### Records supplied
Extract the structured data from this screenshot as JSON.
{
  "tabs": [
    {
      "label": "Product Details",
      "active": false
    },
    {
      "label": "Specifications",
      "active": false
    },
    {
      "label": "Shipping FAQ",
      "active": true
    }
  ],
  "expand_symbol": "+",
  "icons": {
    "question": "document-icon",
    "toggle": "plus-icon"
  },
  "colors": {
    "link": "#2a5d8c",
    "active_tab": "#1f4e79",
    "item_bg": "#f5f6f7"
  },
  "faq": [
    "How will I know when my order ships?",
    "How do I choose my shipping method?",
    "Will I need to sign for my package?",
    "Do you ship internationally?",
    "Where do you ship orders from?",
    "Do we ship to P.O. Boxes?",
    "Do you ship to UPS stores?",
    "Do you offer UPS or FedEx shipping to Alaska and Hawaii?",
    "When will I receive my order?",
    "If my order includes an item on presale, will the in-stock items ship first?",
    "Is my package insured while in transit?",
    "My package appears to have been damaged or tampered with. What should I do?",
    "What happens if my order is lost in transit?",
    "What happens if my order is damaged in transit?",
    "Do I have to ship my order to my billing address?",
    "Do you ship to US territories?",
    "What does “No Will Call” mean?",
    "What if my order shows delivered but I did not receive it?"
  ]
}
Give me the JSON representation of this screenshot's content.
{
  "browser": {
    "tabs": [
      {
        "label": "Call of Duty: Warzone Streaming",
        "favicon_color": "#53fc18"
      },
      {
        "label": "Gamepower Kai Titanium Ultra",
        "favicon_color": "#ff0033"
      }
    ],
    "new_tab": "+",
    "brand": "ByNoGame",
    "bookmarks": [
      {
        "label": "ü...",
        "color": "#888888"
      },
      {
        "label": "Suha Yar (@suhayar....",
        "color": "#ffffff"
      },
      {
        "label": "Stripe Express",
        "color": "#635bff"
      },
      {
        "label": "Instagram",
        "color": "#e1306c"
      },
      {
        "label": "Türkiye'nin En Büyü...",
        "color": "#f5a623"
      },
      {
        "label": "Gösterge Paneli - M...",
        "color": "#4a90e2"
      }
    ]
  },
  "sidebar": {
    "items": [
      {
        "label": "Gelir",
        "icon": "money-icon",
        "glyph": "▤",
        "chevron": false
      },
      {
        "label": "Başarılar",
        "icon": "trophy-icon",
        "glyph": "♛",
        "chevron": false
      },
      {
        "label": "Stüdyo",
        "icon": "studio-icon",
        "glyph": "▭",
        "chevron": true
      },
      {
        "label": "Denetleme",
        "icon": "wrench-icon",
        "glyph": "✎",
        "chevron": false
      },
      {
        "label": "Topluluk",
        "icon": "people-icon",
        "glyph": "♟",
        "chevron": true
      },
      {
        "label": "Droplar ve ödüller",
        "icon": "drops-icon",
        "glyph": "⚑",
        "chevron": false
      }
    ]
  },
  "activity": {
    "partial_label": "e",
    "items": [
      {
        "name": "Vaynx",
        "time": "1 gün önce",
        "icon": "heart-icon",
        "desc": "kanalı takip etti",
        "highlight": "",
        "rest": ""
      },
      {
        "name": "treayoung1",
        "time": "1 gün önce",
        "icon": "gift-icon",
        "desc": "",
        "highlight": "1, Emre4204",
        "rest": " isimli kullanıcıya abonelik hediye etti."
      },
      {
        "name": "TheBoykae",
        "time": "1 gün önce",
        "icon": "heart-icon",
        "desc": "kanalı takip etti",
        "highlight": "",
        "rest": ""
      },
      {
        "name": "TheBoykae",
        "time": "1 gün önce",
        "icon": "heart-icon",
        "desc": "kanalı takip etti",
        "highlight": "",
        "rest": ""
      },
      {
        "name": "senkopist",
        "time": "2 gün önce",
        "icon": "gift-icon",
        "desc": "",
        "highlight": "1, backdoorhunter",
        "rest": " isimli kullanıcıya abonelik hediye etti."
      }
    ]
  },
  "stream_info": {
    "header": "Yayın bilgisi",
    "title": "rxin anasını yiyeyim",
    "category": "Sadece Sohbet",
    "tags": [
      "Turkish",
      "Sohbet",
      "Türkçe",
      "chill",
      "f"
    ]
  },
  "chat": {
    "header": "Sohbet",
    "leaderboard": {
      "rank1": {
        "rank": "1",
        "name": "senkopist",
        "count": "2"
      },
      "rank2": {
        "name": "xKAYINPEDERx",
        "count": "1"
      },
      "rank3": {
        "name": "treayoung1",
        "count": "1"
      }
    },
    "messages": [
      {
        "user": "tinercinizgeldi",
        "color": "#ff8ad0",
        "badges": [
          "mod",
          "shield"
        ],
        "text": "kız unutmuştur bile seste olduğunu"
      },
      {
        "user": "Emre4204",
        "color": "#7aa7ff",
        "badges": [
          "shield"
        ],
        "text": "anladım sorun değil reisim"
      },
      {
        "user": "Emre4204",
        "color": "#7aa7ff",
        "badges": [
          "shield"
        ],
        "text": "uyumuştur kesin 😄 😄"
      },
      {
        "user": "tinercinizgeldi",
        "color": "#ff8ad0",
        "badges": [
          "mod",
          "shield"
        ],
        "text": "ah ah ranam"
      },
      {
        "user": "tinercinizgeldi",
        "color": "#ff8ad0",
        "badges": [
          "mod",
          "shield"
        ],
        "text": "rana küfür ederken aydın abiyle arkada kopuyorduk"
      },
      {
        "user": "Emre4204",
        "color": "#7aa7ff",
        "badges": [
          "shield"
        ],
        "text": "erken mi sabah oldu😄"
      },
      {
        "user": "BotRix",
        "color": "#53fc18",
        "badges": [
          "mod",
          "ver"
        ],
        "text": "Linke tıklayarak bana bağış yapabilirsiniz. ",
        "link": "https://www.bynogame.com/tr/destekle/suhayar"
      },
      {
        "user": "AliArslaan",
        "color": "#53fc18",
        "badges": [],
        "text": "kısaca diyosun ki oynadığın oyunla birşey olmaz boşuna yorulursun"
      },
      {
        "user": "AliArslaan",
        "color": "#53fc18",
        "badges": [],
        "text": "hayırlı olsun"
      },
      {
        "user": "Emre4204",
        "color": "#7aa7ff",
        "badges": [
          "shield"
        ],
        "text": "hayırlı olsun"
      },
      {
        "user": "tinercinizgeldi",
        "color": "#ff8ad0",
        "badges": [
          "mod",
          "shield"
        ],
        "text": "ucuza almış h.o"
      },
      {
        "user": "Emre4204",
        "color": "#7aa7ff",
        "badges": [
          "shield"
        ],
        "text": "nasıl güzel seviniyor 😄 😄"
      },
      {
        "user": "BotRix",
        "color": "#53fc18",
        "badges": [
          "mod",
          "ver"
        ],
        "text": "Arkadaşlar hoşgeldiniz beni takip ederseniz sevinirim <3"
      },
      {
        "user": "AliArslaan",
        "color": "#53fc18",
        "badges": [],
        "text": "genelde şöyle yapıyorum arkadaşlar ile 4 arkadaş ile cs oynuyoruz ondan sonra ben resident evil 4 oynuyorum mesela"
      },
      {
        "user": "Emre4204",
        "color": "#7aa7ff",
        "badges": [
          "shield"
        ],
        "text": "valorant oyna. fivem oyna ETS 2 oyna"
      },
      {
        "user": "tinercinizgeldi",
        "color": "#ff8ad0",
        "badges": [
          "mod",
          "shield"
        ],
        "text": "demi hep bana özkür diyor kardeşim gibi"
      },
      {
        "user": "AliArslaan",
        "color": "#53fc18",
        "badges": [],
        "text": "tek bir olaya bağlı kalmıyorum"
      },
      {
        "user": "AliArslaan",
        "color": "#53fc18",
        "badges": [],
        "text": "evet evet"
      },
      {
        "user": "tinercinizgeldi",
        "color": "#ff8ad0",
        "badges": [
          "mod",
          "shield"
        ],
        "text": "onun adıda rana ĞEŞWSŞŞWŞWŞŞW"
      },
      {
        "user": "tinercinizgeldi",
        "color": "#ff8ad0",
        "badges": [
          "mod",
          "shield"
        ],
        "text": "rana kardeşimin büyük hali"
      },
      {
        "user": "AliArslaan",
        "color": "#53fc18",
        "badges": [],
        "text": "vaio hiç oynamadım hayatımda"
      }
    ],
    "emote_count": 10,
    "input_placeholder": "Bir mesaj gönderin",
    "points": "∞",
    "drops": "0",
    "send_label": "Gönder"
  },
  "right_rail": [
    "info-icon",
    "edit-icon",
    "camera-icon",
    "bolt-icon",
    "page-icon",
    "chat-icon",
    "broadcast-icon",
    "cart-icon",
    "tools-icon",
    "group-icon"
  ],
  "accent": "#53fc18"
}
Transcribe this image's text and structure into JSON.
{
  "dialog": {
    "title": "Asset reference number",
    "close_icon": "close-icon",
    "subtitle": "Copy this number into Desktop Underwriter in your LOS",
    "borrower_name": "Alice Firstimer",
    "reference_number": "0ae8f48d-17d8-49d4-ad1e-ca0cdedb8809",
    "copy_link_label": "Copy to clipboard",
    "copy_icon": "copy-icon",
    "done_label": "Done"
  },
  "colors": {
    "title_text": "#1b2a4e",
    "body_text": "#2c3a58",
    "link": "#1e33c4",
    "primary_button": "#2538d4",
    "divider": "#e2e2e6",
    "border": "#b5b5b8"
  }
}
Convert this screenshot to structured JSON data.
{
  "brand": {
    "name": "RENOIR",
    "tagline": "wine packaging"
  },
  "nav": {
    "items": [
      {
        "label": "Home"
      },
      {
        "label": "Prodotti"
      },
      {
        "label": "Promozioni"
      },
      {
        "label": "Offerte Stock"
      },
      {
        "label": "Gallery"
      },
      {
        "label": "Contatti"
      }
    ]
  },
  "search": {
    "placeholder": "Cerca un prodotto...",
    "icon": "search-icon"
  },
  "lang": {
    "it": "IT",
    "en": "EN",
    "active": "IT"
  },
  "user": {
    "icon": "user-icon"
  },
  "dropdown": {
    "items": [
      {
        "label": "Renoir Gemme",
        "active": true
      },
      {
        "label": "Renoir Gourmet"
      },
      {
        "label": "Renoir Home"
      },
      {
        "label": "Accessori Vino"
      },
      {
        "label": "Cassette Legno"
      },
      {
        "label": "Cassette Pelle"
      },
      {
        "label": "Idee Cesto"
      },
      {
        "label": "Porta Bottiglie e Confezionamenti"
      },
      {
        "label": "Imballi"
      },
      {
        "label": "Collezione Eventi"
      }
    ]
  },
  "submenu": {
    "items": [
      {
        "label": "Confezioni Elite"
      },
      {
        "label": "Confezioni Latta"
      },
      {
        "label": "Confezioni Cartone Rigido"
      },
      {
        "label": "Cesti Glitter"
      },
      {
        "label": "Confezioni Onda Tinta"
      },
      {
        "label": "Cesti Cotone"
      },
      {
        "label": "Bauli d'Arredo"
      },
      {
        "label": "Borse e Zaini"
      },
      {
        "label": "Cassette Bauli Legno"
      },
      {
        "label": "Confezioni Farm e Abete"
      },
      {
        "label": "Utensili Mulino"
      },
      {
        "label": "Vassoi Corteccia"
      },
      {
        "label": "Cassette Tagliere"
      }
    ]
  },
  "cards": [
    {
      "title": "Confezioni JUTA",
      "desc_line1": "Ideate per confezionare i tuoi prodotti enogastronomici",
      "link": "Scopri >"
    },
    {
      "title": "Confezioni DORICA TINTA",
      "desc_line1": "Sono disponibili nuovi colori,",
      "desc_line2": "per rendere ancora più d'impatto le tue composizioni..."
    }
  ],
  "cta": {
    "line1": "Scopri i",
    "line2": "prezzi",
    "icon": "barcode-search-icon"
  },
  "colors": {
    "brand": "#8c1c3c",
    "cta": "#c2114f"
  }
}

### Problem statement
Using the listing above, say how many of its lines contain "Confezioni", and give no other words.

### Solution to this task
7